About this task:
Below are entries; count the lines among them that contain the word "English", and give only the count.

---------- Data to process ----------

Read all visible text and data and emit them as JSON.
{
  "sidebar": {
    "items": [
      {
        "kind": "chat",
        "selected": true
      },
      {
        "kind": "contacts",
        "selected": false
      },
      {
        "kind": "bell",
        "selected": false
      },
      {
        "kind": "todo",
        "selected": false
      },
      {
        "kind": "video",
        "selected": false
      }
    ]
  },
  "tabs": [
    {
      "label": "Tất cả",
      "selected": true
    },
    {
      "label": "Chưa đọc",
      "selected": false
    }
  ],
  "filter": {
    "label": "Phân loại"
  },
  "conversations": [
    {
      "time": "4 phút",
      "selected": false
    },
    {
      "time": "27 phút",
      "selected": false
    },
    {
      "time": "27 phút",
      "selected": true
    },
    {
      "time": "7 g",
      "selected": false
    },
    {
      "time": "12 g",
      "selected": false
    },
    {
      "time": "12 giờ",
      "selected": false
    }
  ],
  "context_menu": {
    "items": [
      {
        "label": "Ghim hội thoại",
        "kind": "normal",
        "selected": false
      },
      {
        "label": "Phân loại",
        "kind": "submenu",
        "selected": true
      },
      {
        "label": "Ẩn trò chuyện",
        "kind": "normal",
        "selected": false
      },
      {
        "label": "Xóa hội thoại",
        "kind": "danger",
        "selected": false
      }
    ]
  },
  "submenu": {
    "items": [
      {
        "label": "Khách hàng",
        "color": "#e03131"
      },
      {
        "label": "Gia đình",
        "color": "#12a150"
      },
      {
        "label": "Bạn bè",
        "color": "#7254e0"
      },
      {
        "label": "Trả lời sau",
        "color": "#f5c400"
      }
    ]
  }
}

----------
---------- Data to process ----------

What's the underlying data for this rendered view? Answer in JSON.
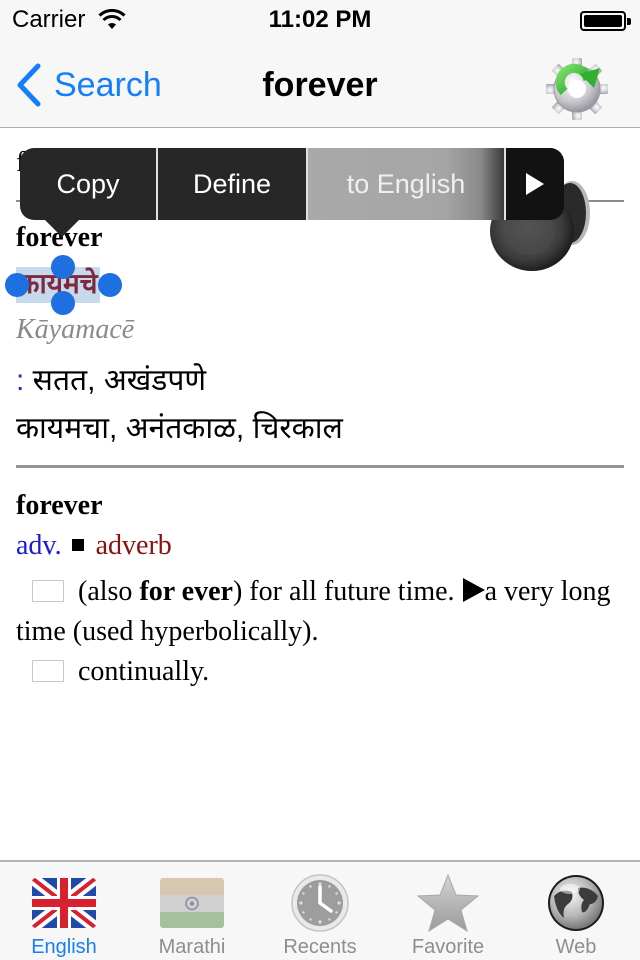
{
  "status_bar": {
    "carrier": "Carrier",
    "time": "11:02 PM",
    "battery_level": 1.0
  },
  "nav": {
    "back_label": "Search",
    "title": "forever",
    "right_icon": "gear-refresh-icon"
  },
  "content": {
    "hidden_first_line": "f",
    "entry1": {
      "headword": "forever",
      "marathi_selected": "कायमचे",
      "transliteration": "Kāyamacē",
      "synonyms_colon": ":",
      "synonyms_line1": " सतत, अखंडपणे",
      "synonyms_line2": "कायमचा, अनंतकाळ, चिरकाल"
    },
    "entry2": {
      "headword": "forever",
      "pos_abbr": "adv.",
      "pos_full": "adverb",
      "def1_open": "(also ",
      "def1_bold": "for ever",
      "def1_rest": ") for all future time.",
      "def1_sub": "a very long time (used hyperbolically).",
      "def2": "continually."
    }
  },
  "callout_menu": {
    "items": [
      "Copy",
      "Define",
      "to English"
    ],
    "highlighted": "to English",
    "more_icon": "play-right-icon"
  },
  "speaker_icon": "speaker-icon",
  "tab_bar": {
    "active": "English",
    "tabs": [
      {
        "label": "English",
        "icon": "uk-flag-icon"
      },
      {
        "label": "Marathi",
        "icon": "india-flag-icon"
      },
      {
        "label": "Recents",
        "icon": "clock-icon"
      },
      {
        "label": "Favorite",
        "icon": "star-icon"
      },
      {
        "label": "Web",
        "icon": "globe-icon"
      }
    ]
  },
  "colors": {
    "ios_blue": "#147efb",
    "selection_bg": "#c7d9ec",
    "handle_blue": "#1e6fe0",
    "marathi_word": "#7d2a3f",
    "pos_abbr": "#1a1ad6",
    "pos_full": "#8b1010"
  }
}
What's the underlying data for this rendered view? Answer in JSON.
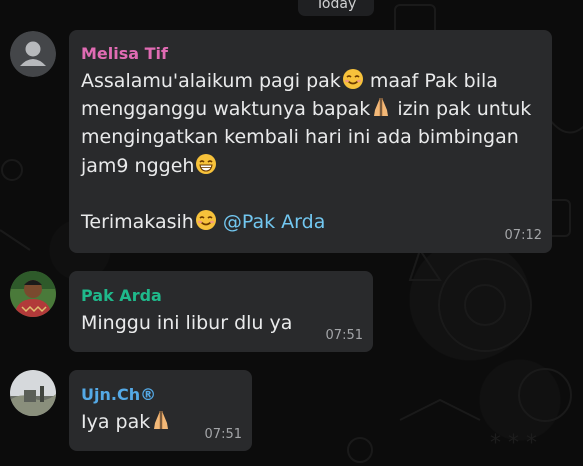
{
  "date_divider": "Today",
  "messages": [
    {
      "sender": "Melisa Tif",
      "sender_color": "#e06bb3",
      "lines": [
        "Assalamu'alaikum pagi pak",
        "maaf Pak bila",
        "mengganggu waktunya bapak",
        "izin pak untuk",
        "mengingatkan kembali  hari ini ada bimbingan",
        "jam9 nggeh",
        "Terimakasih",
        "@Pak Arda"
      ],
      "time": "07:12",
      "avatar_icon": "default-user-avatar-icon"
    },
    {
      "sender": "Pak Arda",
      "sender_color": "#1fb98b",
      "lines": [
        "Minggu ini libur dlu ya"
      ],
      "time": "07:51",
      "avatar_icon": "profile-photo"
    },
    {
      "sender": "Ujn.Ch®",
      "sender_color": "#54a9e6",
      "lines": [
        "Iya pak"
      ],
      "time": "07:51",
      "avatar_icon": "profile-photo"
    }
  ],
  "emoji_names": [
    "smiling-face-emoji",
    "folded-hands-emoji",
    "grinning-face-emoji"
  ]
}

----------

Task result:
4